_BRIEF:_ What lines below include the word "layer"? Copy each one.
====== THE INPUT ======
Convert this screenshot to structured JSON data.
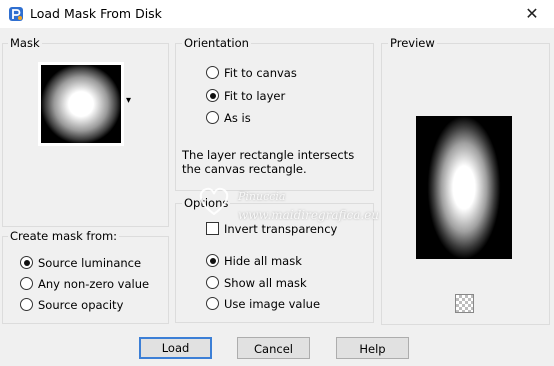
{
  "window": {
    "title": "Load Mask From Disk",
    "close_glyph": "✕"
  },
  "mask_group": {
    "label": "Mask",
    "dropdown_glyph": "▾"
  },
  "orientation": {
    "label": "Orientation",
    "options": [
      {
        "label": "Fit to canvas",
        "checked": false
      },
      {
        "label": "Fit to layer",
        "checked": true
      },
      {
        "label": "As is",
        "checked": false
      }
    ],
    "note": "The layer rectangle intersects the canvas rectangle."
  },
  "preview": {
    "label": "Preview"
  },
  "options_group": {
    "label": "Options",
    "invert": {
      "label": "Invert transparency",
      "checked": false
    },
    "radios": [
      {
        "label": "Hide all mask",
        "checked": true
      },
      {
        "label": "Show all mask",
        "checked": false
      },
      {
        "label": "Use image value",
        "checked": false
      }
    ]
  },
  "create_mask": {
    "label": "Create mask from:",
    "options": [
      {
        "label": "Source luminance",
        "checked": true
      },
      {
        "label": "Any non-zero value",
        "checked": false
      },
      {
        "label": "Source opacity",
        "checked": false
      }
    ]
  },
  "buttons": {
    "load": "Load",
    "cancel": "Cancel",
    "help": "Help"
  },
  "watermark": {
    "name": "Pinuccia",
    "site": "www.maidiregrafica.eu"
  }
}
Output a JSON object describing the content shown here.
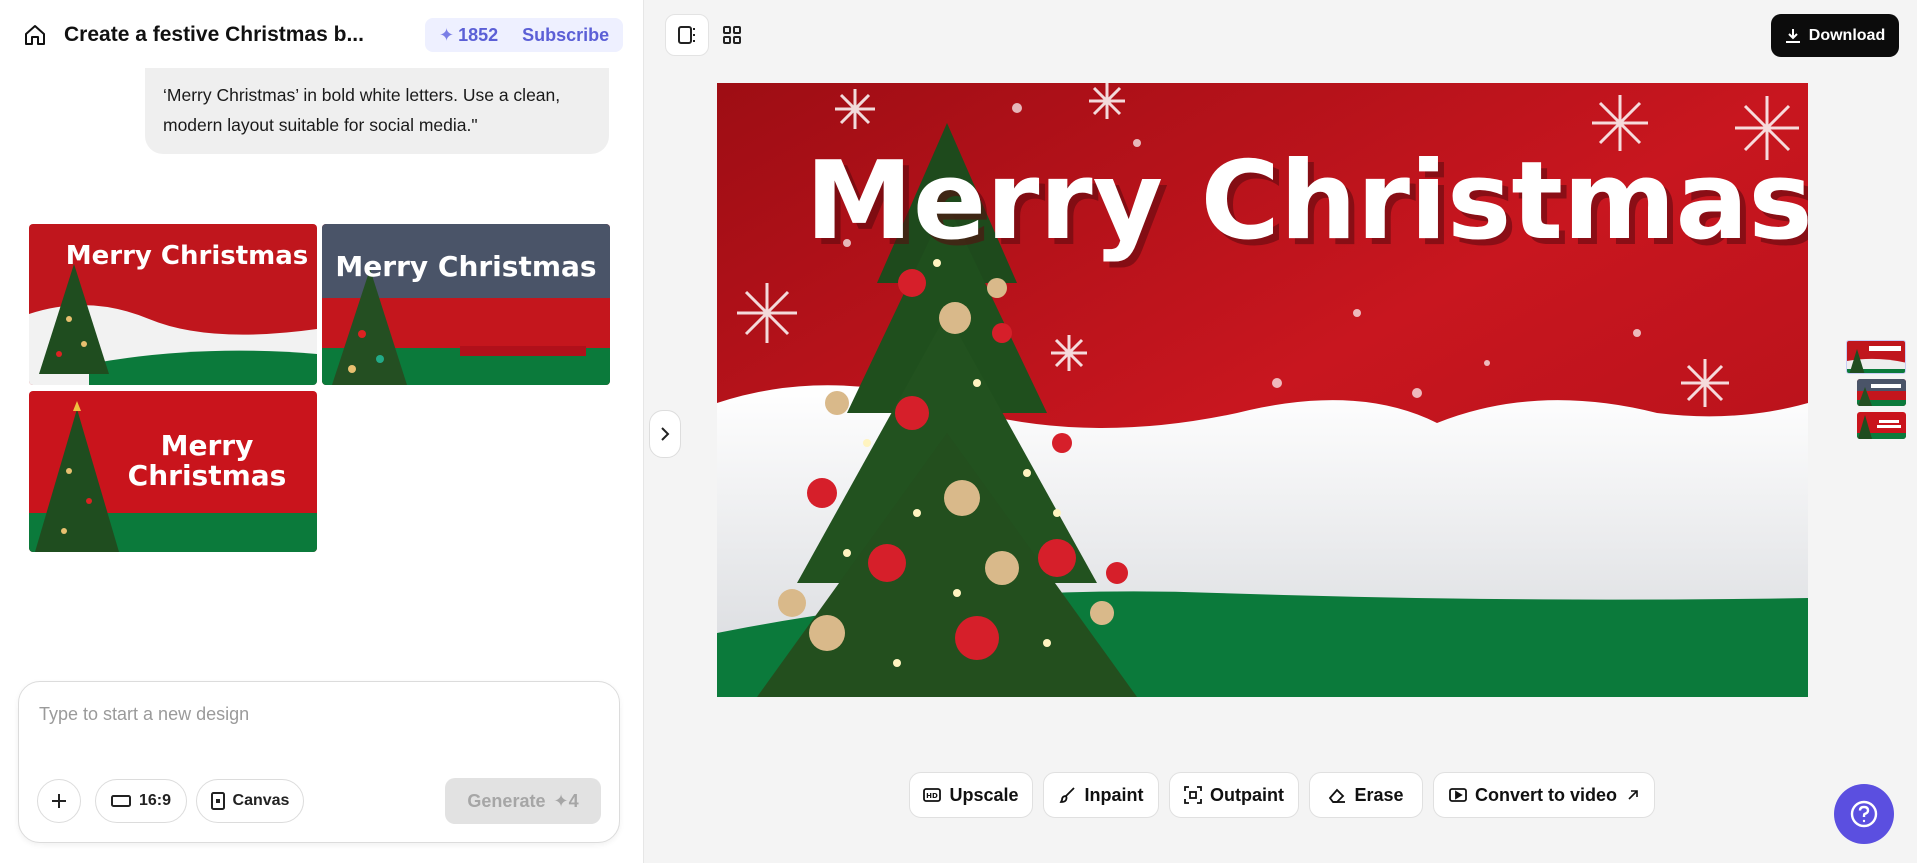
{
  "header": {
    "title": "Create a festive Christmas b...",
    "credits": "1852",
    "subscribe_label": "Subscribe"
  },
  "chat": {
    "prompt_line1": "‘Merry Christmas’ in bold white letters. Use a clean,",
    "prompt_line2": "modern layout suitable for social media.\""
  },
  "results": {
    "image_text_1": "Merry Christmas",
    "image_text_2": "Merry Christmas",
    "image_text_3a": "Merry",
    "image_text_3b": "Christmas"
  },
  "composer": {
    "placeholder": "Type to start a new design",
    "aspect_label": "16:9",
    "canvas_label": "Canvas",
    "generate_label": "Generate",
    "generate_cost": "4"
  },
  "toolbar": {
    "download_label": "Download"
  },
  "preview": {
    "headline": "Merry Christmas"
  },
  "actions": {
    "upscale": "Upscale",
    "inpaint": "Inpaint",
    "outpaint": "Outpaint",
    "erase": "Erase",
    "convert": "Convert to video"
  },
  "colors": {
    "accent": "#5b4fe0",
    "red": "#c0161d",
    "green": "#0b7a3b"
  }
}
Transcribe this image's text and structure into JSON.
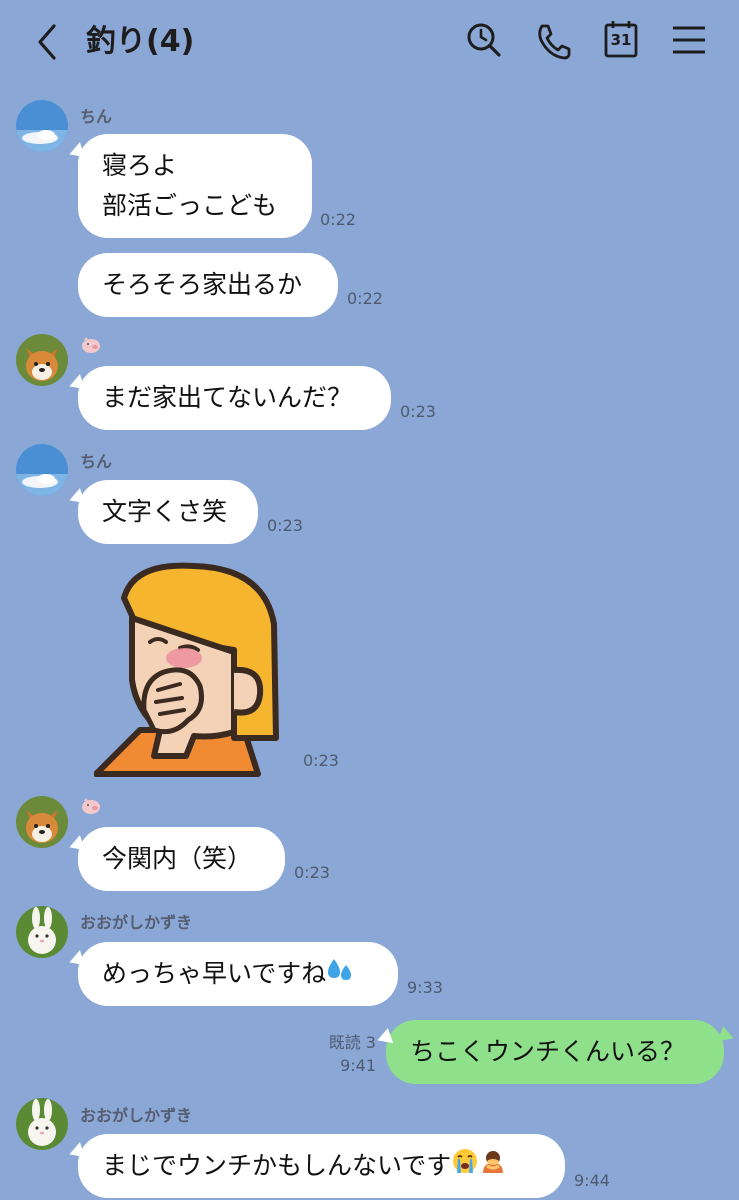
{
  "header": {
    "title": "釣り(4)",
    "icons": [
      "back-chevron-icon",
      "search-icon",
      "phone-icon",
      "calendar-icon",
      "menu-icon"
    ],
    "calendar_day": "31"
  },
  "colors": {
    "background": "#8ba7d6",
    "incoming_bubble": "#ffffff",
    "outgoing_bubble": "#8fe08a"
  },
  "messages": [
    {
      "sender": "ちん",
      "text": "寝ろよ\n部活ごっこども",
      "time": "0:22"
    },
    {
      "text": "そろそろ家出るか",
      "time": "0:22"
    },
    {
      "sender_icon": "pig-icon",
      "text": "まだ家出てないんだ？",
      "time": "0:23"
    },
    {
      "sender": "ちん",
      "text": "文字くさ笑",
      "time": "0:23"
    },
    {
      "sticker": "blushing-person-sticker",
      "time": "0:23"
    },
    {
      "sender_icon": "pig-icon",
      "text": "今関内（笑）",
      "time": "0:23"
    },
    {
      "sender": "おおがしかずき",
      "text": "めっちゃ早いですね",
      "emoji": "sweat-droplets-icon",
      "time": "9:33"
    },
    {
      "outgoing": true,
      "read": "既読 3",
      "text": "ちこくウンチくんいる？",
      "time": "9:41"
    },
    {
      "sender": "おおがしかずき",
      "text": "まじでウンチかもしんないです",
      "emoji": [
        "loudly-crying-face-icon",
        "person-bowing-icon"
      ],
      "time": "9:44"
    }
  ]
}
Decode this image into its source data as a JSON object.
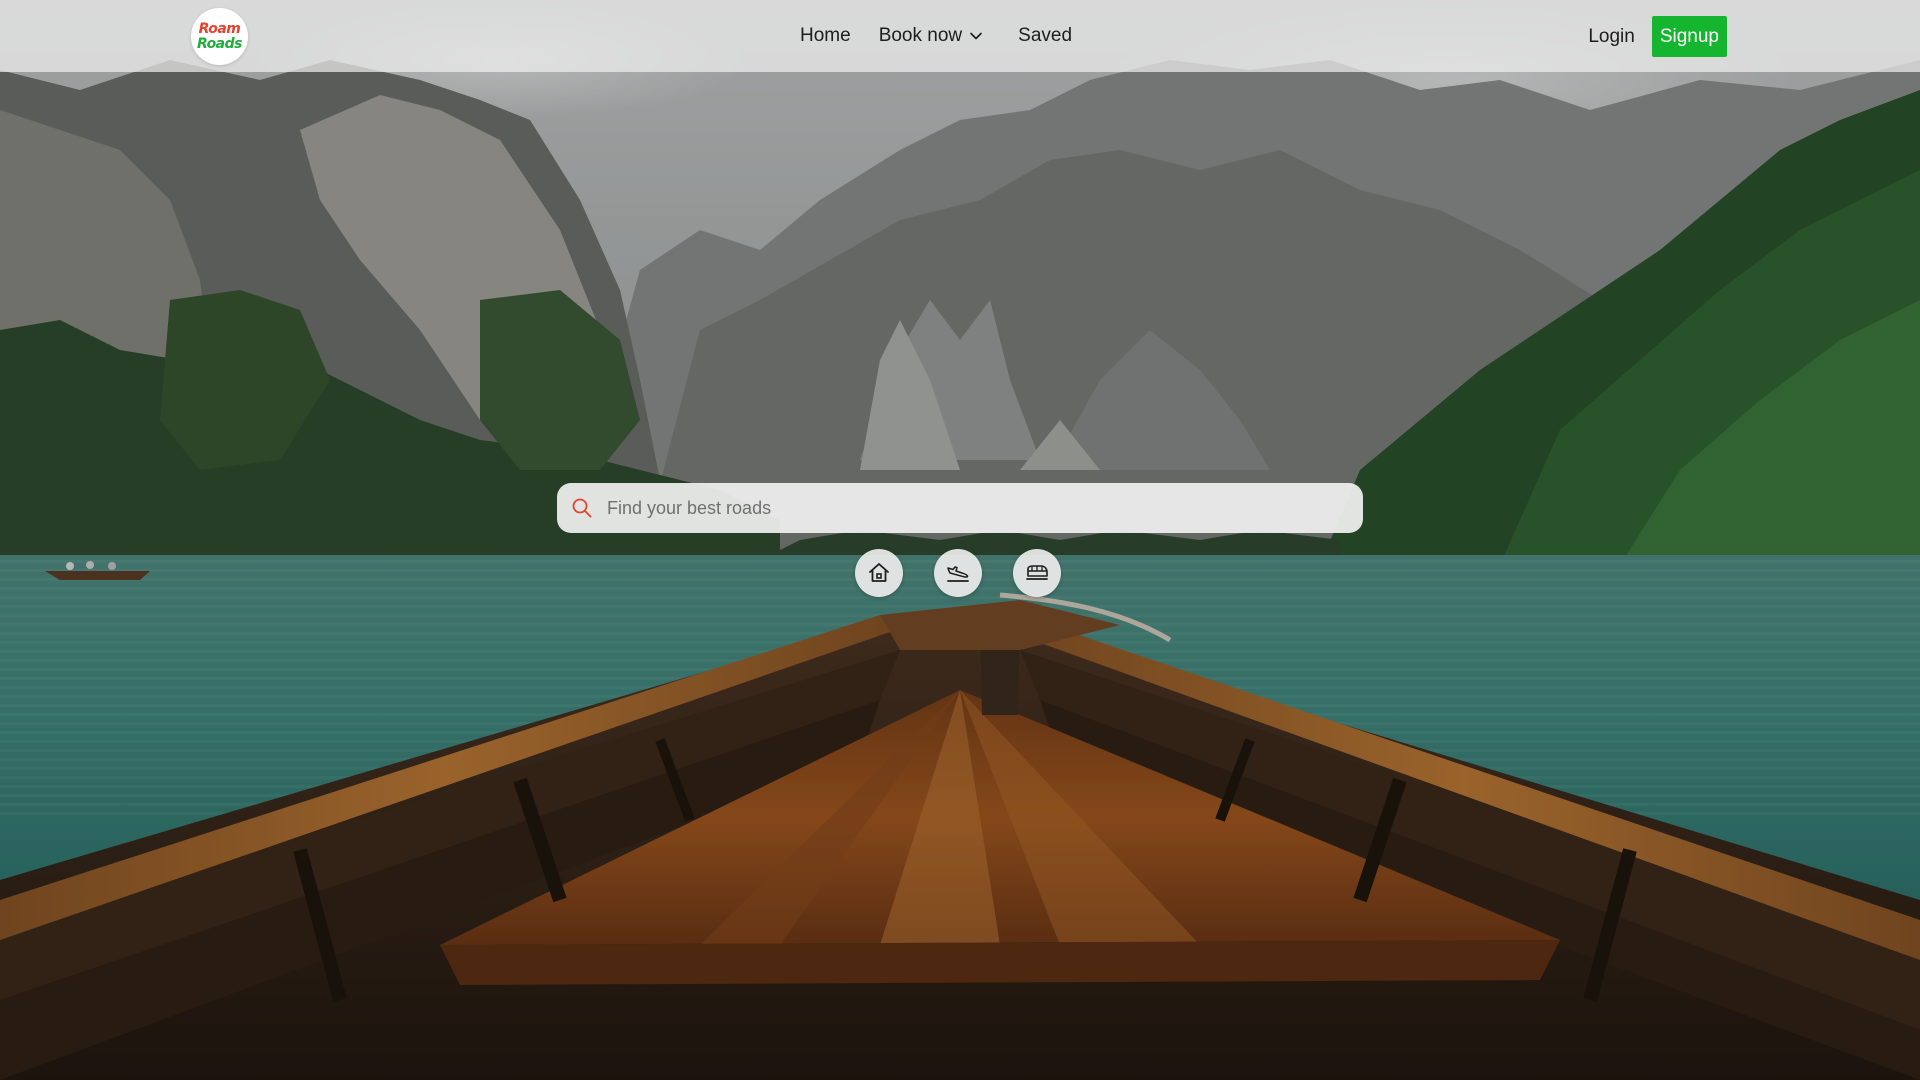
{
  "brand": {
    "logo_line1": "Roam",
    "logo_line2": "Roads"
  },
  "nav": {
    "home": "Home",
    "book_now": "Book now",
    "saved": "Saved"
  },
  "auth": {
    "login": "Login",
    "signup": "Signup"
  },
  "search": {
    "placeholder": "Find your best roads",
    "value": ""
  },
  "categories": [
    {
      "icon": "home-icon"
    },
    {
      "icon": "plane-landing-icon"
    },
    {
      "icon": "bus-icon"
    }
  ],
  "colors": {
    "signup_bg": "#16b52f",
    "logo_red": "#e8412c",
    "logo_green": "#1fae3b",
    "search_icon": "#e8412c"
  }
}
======
_EXPECTED ANSWER:_
        "label": "Fit to layer",
    "note": "The layer rectangle intersects the canvas rectangle."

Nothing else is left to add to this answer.